About 8,000 lions are being held in enclosures right now for a reason you may have never heard about.
These lions aren’t in a zoo. They aren’t in a sanctuary. They aren’t even being bred to conserve a species, of which there are only 20,000 to 35,000 left in the wild.
These lions are bred to be hunted.
Pippa Hankinson for Blood LionsIt’s said that knowledge is power, and the most powerful thing you can do for these lions right now is learn about their plight.
Born in “lion farms,” baby lions are raised by vacationing volunteers who often don’t know the bloody end that awaits these cubs. Meanwhile, all across the world (although mostly in the U.S.) people go online, look at images of lions ripe for being hunted, and when they find one whose head they’d like to hang on their wall, they place their order and pay thousands of dollars.
These clients then travel to these facilities, which largely exist in South Africa (though the U.S. is home to many of these places as well). Once there, the clients are given guns and escorted out into a small enclosure where their lion has been corralled. Sometimes the lion is drugged to make him — the target — easier to shoot.
This is what’s known as “canned hunting.”
Ian Michler for Blood Lions: Thankfully, people are starting to spread the word about this horrific practice. A new documentary airing this week on MSNBC exposes an industry that profits from breeding endangered animals and then selling them to be shot at close range. “Blood Lions” at once exposes this cruelty and issues a strong call to end canned hunting, helping people rally together for the good of lions bred for the bullet.
Watch “Blood Lions” to learn about the issue, airing Wednesday, Oct. 7 at 10 p.m. ET on MSNBC. Then get involved in stopping canned hunting for good.
See a preview of Blood Lions here:

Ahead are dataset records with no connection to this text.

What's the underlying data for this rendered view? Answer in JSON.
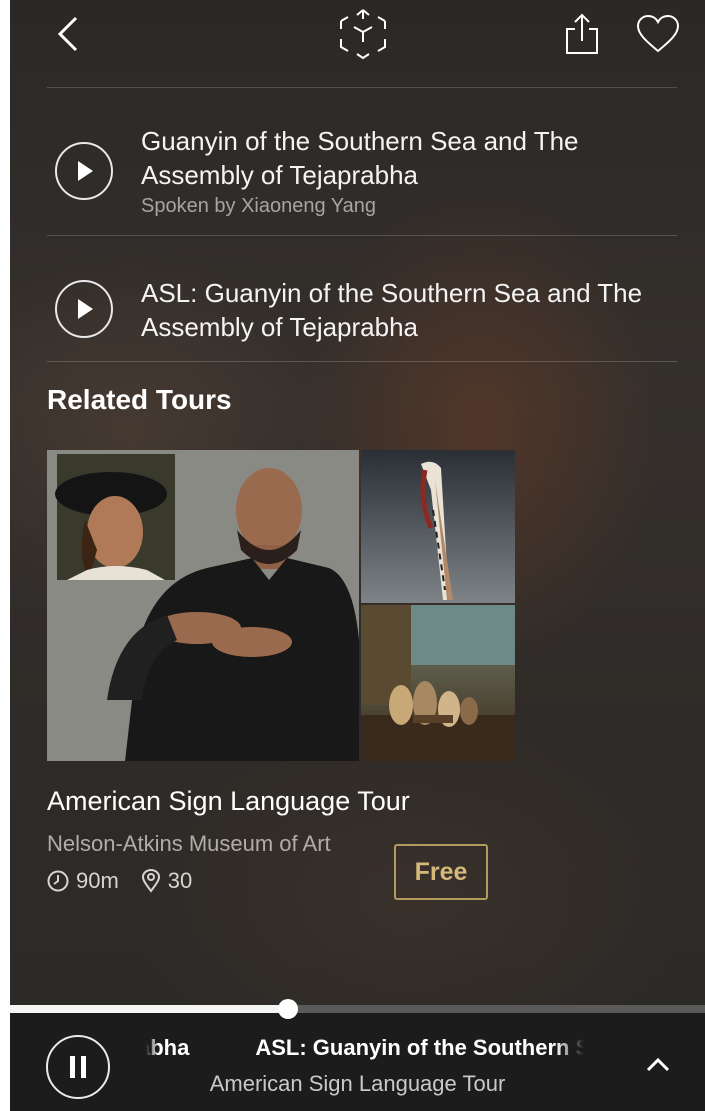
{
  "topbar": {
    "back_icon": "chevron-left-icon",
    "ar_icon": "ar-cube-icon",
    "share_icon": "share-icon",
    "favorite_icon": "heart-icon"
  },
  "tracks": [
    {
      "title": "Guanyin of the Southern Sea and The Assembly of Tejaprabha",
      "subtitle": "Spoken by Xiaoneng Yang",
      "icon": "play-icon"
    },
    {
      "title": "ASL: Guanyin of the Southern Sea and The Assembly of Tejaprabha",
      "icon": "play-icon"
    }
  ],
  "related": {
    "heading": "Related Tours",
    "tour": {
      "title": "American Sign Language Tour",
      "museum": "Nelson-Atkins Museum of Art",
      "duration": "90m",
      "stops": "30",
      "price": "Free",
      "duration_icon": "clock-icon",
      "stops_icon": "location-pin-icon"
    }
  },
  "player": {
    "progress_fraction": 0.4,
    "marquee_prev": "abha",
    "marquee_current": "ASL: Guanyin of the Southern Sea and The Assembly of Tejaprabha",
    "subtitle": "American Sign Language Tour",
    "pause_icon": "pause-icon",
    "expand_icon": "chevron-up-icon"
  },
  "colors": {
    "accent_gold": "#b39a5e",
    "background": "#2f2b28",
    "player_bar": "#1c1c1c"
  }
}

The views expressed here are The Dodo’s and do not necessarily reflect those of MSNBC. [oh no msnbc we wouldn’t want you to stand up or speak out against anything that is right]